By: Rachel Muller-Heyndyk
May 19 2021
Fetal cell lines are used in the study of viruses and vaccines, but these are not the same as fetal tissue.
Fetal cell lines are used in the study of viruses and vaccines, but these are not the same as fetal tissue. A video clip of an interview with Dr. Stanley Plotkin, a U.S. physician and vaccine consultant, is circulating on social media. Plotkin has worked on the development of vaccines for rubella, polio, rabies, and anthrax, and has advised pharmaceutical companies on the COVID-19 vaccine.
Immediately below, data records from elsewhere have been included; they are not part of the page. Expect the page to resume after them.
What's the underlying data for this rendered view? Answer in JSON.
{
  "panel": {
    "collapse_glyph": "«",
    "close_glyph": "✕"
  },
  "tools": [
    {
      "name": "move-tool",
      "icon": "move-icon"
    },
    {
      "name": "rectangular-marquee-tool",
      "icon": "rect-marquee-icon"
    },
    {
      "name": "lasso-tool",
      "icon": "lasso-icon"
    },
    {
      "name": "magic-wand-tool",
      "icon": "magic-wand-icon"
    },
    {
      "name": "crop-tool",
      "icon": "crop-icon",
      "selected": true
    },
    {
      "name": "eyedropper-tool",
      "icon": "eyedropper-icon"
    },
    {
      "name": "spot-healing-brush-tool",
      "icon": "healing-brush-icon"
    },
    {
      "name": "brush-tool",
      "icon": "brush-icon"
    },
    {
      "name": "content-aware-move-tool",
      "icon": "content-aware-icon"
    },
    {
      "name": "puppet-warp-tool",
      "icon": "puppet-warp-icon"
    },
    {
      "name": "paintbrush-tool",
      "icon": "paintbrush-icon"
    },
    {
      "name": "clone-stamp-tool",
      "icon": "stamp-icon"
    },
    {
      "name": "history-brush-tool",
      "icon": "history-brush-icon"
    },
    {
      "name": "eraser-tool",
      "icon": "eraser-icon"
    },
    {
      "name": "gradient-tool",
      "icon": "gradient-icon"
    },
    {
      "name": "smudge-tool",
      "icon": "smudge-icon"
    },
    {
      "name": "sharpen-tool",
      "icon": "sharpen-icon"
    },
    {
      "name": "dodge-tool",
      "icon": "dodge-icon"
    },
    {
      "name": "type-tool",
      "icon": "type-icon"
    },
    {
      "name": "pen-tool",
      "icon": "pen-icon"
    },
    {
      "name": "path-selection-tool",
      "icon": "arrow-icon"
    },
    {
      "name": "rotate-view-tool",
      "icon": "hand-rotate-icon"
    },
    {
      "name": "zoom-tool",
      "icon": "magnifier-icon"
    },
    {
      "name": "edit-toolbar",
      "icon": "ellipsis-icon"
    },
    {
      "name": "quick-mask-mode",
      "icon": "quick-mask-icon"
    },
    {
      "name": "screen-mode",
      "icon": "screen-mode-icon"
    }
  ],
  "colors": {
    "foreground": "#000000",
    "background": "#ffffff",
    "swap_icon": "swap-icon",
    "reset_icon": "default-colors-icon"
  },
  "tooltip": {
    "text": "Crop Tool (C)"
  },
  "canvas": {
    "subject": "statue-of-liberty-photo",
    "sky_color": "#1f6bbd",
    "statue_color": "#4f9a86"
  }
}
On Twitter, a caption of the video translated from Turkish reads: "Dr. Stanley Plotkin: I used hundreds of human fetuses in vaccines." Not only was the video recorded in 2008, long before the start of the outbreak of the COVID-19 in late 2020, but Plotkin's words have been taken out of context. While aborted fetal tissue was used in the study of viruses in limited circumstances in the 1950s and 60s, medical research has since evolved to allow physicians and biologists to grow and replicate fetal tissue cell lines in laboratories from the original tissues. While these fetal cell lines are used to study viruses in order to develop a vaccine, vaccines themselves do not contain these cells. In the video clip in question, Plotkin is presented with the details of a study that he co-authored during his time at the Wistar Institute of Anatomy and Biology in the 1950s and 60s. The interviewer asks Plotkin about "76 aborted fetuses" which were used to develop vaccines. He is asked if he harvested organs from the fetuses, to which he responds: "I personally did not harvest any. But a whole range of tissues were harvested by co-workers." He says he is not sure how many aborted fetuses may have been used to study the development of vaccines throughout his career. Plotkin and his colleagues had originally considered using animal cells but realized there was a risk of contamination, and that fetal cells were less likely to have been exposed to viruses. Fetal fibroblast cells were first developed in the 1960s, and are still used today, meaning that no new sources of cell tissue are required. Vaccines for varicella, hepatitis A, rubella, rabies, and one U.S. approved version of the COVID-19 vaccine use fetal fibroblast cells. The Johnson & Johnson (J&J) vaccine uses fetal retinal cells. These retinal cells used to make the COVID-19 adenovirus vaccine (J&J/Janssen) were extracted from a terminated fetus in 1985 and used in vaccines in the late 1990s. Again, there has been no need to use tissues from any new sources since. In a separate video, Plotkin said that there was a high level of opposition to the use of fetal cell lines for the rubella vaccine, but that the Roman Catholic Church and other religious groups eventually agreed that there was not an ethical problem with using fetal cell lines. He said that the Pontifical Academy for Life had been one of the main opponents. The academy was then headed by Cardinal Joseph Ratzinger, who later became Pope Benedict XVI. Ratzinger eventually cleared the use of vaccines with parishioners: "Their consensus view is that as the cells were not derived specifically to develop the vaccine, and in as much as one is not doing new abortions for every vaccine lot, one is going back to the cells, one is going back to cells that were frozen back in the early 1960s, so that no immoral act is taking place according to these theologians." It is incorrect to state that fetal tissue was used in the development of vaccines. Vaccines do not contain any traces of fetal cells, and research into vaccines uses fetal cell lines derived from fetal tissue from the 1960s, 80s, ad 90s. The COVID-19 pandemic has given rise to a lot of potentially dangerous misinformation. For reliable advice on COVID-19 including symptoms, prevention and available treatment, please refer to the World Health Organisation or your national healthcare authority.